◆ Task item
Which lines of the records contain the word "icon"? Copy each one.

++++++

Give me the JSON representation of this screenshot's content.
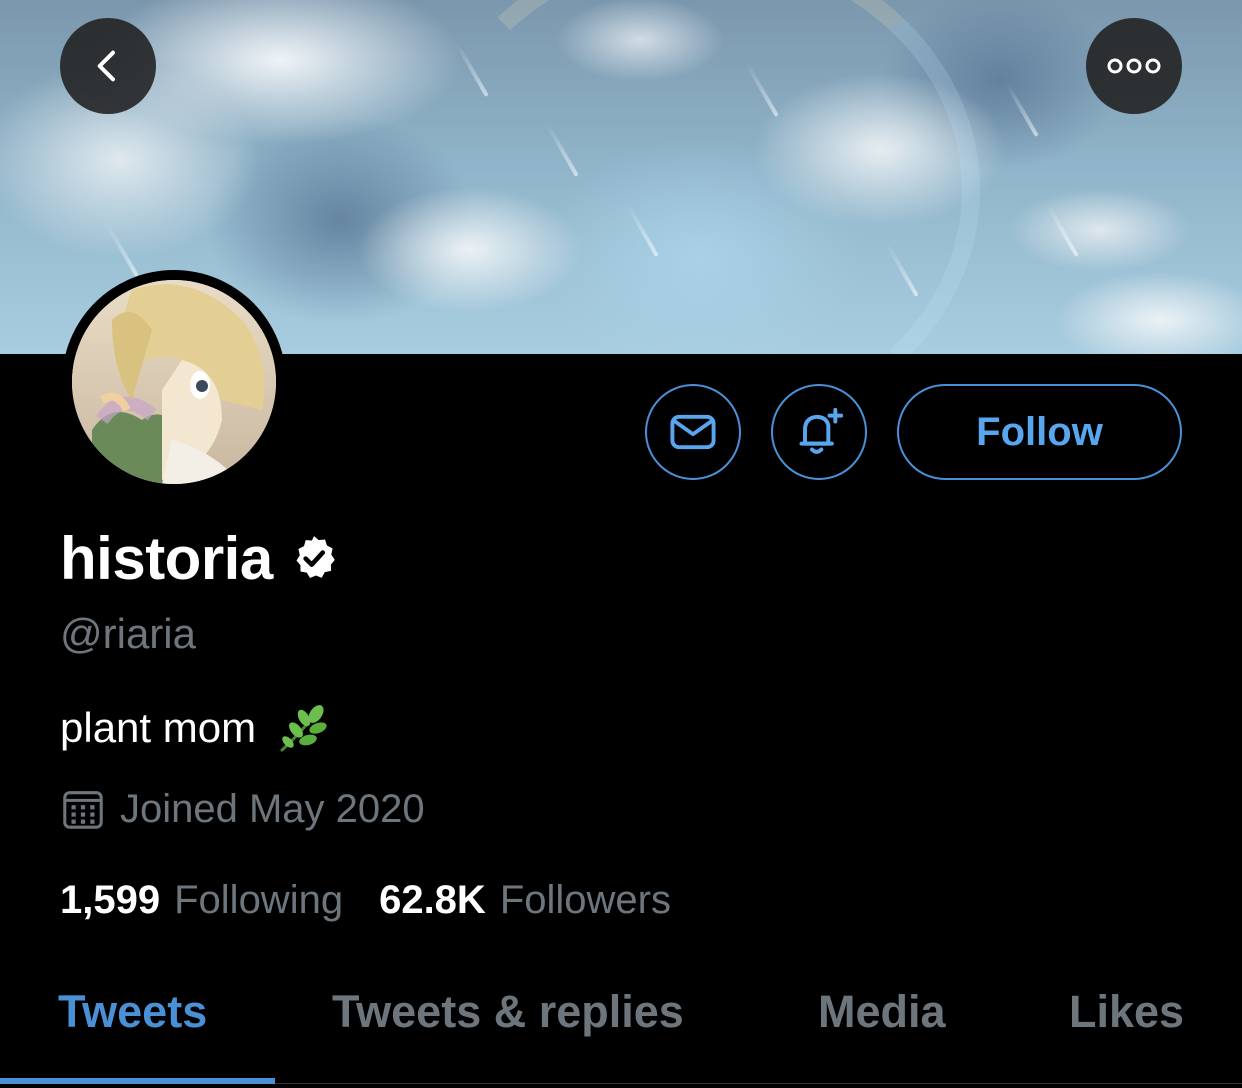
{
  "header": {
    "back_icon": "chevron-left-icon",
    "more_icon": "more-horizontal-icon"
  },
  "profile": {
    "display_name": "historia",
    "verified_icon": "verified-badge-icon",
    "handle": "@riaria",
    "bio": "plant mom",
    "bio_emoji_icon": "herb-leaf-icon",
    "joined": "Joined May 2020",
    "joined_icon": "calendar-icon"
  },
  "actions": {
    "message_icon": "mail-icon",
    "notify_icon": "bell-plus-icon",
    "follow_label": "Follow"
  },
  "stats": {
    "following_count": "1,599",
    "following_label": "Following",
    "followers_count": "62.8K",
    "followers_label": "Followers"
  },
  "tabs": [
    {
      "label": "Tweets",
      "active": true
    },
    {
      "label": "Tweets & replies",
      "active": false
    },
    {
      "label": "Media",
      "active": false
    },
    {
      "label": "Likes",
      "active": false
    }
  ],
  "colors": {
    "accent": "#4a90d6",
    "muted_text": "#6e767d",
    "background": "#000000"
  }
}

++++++

◆ Written response
    "back_icon": "chevron-left-icon",
    "more_icon": "more-horizontal-icon"
    "verified_icon": "verified-badge-icon",
    "bio_emoji_icon": "herb-leaf-icon",
    "joined_icon": "calendar-icon"
    "message_icon": "mail-icon",
    "notify_icon": "bell-plus-icon",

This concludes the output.